Stainless steel

From Watch Wiki: The Best Watches and Watch Brands
Jump to: navigation, search

Material

The discovery of stainless steel

Long before 1900 it was discovered that the addition of nickel (Ni) and chromium (Cr) can improve the corrosion behavior of steel consisting of iron (Fe), ie improve its resistance to corrosive acids or moisture. But the steels enriched with these individual elements were still open to many requests. The crucial breakthrough was achieved in 1912 in Germany: The combination of nickel and chromium in connection with a precisely regulated heat treatment obtained for the first time an optimum corrosion resistance and good mechanical properties.

In particular, the metallic luster of the steel surface was crucial for the fact that the U.S. auto industrialist Walter Chrysler in the late 1920s capped his now world famous Chrysler Building in New York with a stainless steel crowned spire. This was the first significant use of stainless steel in construction. The elaborately carved roof consists of 4,500 individual panels of this material. When 30 years later it was cleaned and checked for the first time, "the distinctive tower plates were", as the Metalfax Magazine wrote at the time, "dark, but as good as new." And it has not changed to this day.[1]

Stainless steel is 100% recyclable; after scrapping it can be melted down and something new can be produced out of it.

The alloy ingredients

In the standard stainless steels the chromium content is at least 10.5%. Other typical alloying elements apart from chromium are nickel (Ni), molybdenum (Mo) and/or manganese (Mn) or vanadium and nitrogen.

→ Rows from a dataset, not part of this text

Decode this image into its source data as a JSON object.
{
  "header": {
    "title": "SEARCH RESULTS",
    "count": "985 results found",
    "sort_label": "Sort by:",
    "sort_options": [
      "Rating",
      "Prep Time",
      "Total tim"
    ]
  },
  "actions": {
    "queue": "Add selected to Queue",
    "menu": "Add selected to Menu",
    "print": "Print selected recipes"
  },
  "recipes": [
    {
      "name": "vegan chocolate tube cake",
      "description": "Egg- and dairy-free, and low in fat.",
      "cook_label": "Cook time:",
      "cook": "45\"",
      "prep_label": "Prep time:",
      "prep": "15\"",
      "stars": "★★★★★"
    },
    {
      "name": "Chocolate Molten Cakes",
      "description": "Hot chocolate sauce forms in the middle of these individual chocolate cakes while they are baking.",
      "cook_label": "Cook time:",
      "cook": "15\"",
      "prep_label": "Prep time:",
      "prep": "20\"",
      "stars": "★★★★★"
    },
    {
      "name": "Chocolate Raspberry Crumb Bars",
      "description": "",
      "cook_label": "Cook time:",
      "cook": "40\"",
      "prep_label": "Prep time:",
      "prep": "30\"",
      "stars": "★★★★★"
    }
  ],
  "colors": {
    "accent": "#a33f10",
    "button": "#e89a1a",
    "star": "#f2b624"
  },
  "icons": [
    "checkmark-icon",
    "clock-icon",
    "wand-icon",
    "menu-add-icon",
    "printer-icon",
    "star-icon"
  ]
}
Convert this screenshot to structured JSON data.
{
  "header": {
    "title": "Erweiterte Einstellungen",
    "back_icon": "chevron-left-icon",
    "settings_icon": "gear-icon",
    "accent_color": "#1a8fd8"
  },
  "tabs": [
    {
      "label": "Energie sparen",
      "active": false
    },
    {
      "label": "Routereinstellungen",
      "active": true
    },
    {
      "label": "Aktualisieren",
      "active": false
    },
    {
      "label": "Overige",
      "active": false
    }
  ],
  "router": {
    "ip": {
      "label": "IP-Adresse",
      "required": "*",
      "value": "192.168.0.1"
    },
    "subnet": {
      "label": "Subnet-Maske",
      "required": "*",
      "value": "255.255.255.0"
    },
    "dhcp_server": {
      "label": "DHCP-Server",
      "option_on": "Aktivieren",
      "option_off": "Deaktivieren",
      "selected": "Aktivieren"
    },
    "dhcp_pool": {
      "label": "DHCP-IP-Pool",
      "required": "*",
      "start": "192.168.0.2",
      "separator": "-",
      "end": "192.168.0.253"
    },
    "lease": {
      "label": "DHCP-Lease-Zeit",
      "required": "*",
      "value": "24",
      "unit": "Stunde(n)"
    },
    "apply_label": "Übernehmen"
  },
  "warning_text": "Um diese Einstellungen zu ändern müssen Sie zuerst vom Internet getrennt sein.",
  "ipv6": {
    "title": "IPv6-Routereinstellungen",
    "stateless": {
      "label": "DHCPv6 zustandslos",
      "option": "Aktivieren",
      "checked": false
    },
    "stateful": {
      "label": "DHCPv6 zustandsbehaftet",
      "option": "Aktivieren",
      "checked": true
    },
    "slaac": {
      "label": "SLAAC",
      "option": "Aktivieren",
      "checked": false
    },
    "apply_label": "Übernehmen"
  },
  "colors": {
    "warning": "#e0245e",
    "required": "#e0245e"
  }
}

Nickel is added to increase the deformability and the stretchability and drawability of stainless steel.

Each metal has very specific characteristics:

  • Chromium makes steel "stainless", by which the improved corrosion resistance is understood,
  • Nickel makes steel resistant to acids,
  • Molybdenum enhances the effects of chromium,
  • Vanadium refines the alloy and increases the processing capability.

Stainless steel 316L

The stainless steel 316L commonly used for watch cases belongs to the 300 series and contains chromium and nickel.

Resources

  1. Website of Hinke Schwimmbad, as of 15.2.2008